A survey of the galactic region around our solar system by the European Southern Observatory (ESO) has turned up a surprising lack of dark matter, making its alleged existence even more of a mystery.
Dark matter is an invisible substance that is suspected to exist in large quantity around galaxies, lending mass but emitting no radiation. The only evidence for it comes from its gravitational effect on the material around it… up to now, dark matter itself has not been directly detected. Regardless, it has been estimated to make up 80% of all the mass in the Universe.
A team of astronomers at ESO’s La Silla Observatory in Chile has mapped the region around over 400 stars near the Sun, some of which were over 13,000 light-years distant. What they found was a quantity of material that coincided with what was observable: stars, gas, and dust… but no dark matter.
“The amount of mass that we derive matches very well with what we see — stars, dust and gas — in the region around the Sun,” said team leader Christian Moni Bidin of the Universidad de Concepción in Chile. “But this leaves no room for the extra material — dark matter — that we were expecting. Our calculations show that it should have shown up very clearly in our measurements. But it was just not there!”
Based on the team’s results, the dark matter halos thought to envelop galaxies would have to have “unusual” shapes — making their actual existence highly improbable.
Still, something is causing matter and radiation in the Universe to behave in a way that belies its visible mass.
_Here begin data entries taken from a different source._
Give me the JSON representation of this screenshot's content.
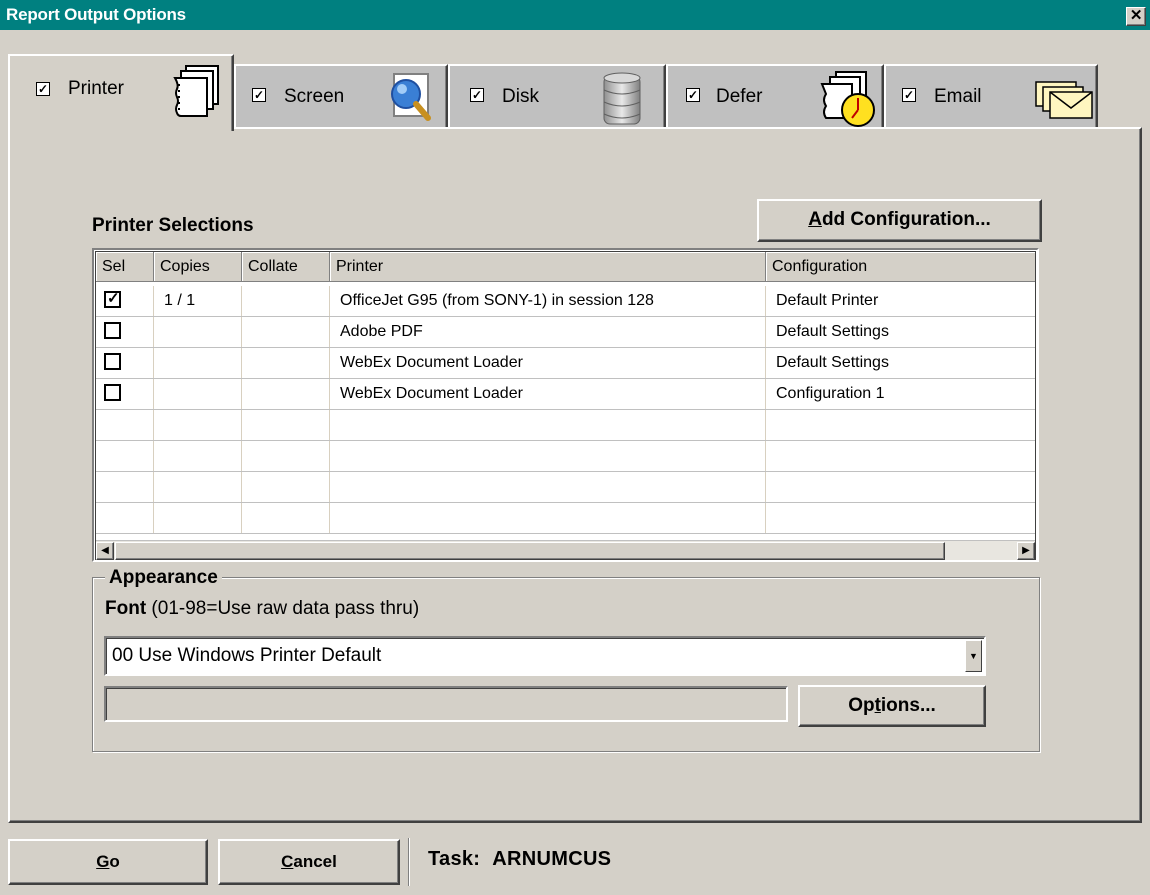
{
  "window": {
    "title": "Report Output Options",
    "close_glyph": "✕"
  },
  "tabs": [
    {
      "label": "Printer",
      "checked": true,
      "icon": "printer-pages-icon",
      "active": true
    },
    {
      "label": "Screen",
      "checked": true,
      "icon": "magnifier-icon",
      "active": false
    },
    {
      "label": "Disk",
      "checked": true,
      "icon": "database-icon",
      "active": false
    },
    {
      "label": "Defer",
      "checked": true,
      "icon": "clock-pages-icon",
      "active": false
    },
    {
      "label": "Email",
      "checked": true,
      "icon": "envelope-icon",
      "active": false
    }
  ],
  "printer_selections": {
    "title": "Printer Selections",
    "add_config_label": "dd Configuration...",
    "add_config_accel": "A",
    "columns": [
      "Sel",
      "Copies",
      "Collate",
      "Printer",
      "Configuration"
    ],
    "rows": [
      {
        "sel": true,
        "copies": "1 / 1",
        "collate": "",
        "printer": "OfficeJet G95 (from SONY-1) in session 128",
        "configuration": "Default Printer"
      },
      {
        "sel": false,
        "copies": "",
        "collate": "",
        "printer": "Adobe PDF",
        "configuration": "Default Settings"
      },
      {
        "sel": false,
        "copies": "",
        "collate": "",
        "printer": "WebEx Document Loader",
        "configuration": "Default Settings"
      },
      {
        "sel": false,
        "copies": "",
        "collate": "",
        "printer": "WebEx Document Loader",
        "configuration": "Configuration 1"
      }
    ],
    "check_glyph": "✓"
  },
  "appearance": {
    "legend": "Appearance",
    "font_label_bold": "Font",
    "font_label_rest": " (01-98=Use raw data pass thru)",
    "font_value": "00 Use Windows Printer Default",
    "options_pre": "Op",
    "options_accel": "t",
    "options_post": "ions..."
  },
  "footer": {
    "go_accel": "G",
    "go_rest": "o",
    "cancel_accel": "C",
    "cancel_rest": "ancel",
    "task_label": "Task:",
    "task_value": "ARNUMCUS"
  }
}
If it’s not dark matter, then what is it?
“Despite the new results, the Milky Way certainly rotates much faster than the visible matter alone can account for,” Bidin said. “So, if dark matter is not present where we expected it, a new solution for the missing mass problem must be found.
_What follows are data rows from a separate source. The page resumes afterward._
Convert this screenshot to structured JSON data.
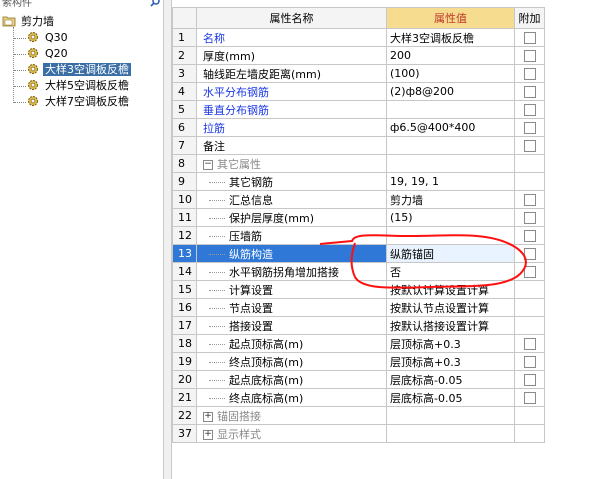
{
  "left_panel": {
    "top_cut_text": "索构件",
    "tree": {
      "root": "剪力墙",
      "items": [
        "Q30",
        "Q20",
        "大样3空调板反檐",
        "大样5空调板反檐",
        "大样7空调板反檐"
      ],
      "selected_index": 2
    }
  },
  "grid": {
    "headers": {
      "name": "属性名称",
      "value": "属性值",
      "extra": "附加"
    },
    "rows": [
      {
        "n": "1",
        "name": "名称",
        "value": "大样3空调板反檐",
        "style": "blue",
        "check": true
      },
      {
        "n": "2",
        "name": "厚度(mm)",
        "value": "200",
        "style": "",
        "check": true
      },
      {
        "n": "3",
        "name": "轴线距左墙皮距离(mm)",
        "value": "(100)",
        "style": "",
        "check": true
      },
      {
        "n": "4",
        "name": "水平分布钢筋",
        "value": "(2)ф8@200",
        "style": "blue",
        "check": true
      },
      {
        "n": "5",
        "name": "垂直分布钢筋",
        "value": "",
        "style": "blue",
        "check": true
      },
      {
        "n": "6",
        "name": "拉筋",
        "value": "ф6.5@400*400",
        "style": "blue",
        "check": true
      },
      {
        "n": "7",
        "name": "备注",
        "value": "",
        "style": "",
        "check": true
      },
      {
        "n": "8",
        "name": "其它属性",
        "value": "",
        "style": "group",
        "check": false
      },
      {
        "n": "9",
        "name": "其它钢筋",
        "value": "19, 19, 1",
        "style": "child",
        "check": false
      },
      {
        "n": "10",
        "name": "汇总信息",
        "value": "剪力墙",
        "style": "child",
        "check": true
      },
      {
        "n": "11",
        "name": "保护层厚度(mm)",
        "value": "(15)",
        "style": "child",
        "check": true
      },
      {
        "n": "12",
        "name": "压墙筋",
        "value": "",
        "style": "child",
        "check": true
      },
      {
        "n": "13",
        "name": "纵筋构造",
        "value": "纵筋锚固",
        "style": "child sel",
        "check": true
      },
      {
        "n": "14",
        "name": "水平钢筋拐角增加搭接",
        "value": "否",
        "style": "child",
        "check": true
      },
      {
        "n": "15",
        "name": "计算设置",
        "value": "按默认计算设置计算",
        "style": "child",
        "check": false
      },
      {
        "n": "16",
        "name": "节点设置",
        "value": "按默认节点设置计算",
        "style": "child",
        "check": false
      },
      {
        "n": "17",
        "name": "搭接设置",
        "value": "按默认搭接设置计算",
        "style": "child",
        "check": false
      },
      {
        "n": "18",
        "name": "起点顶标高(m)",
        "value": "层顶标高+0.3",
        "style": "child",
        "check": true
      },
      {
        "n": "19",
        "name": "终点顶标高(m)",
        "value": "层顶标高+0.3",
        "style": "child",
        "check": true
      },
      {
        "n": "20",
        "name": "起点底标高(m)",
        "value": "层底标高-0.05",
        "style": "child",
        "check": true
      },
      {
        "n": "21",
        "name": "终点底标高(m)",
        "value": "层底标高-0.05",
        "style": "child",
        "check": true
      },
      {
        "n": "22",
        "name": "锚固搭接",
        "value": "",
        "style": "group",
        "check": false
      },
      {
        "n": "37",
        "name": "显示样式",
        "value": "",
        "style": "group",
        "check": false
      }
    ]
  },
  "colors": {
    "selected_row": "#2f78d8",
    "value_header": "#f6dc8e",
    "annotation": "#ff0000",
    "link_blue": "#1a37e6"
  }
}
“Our results contradict the currently accepted models. The mystery of dark matter has just became even more mysterious.”
Read the release on the ESO site here.
A graphic designer in Rhode Island, Jason writes about space exploration on his blog Lights In The Dark, Discovery News, and, of course, here on Universe Today. Ad astra!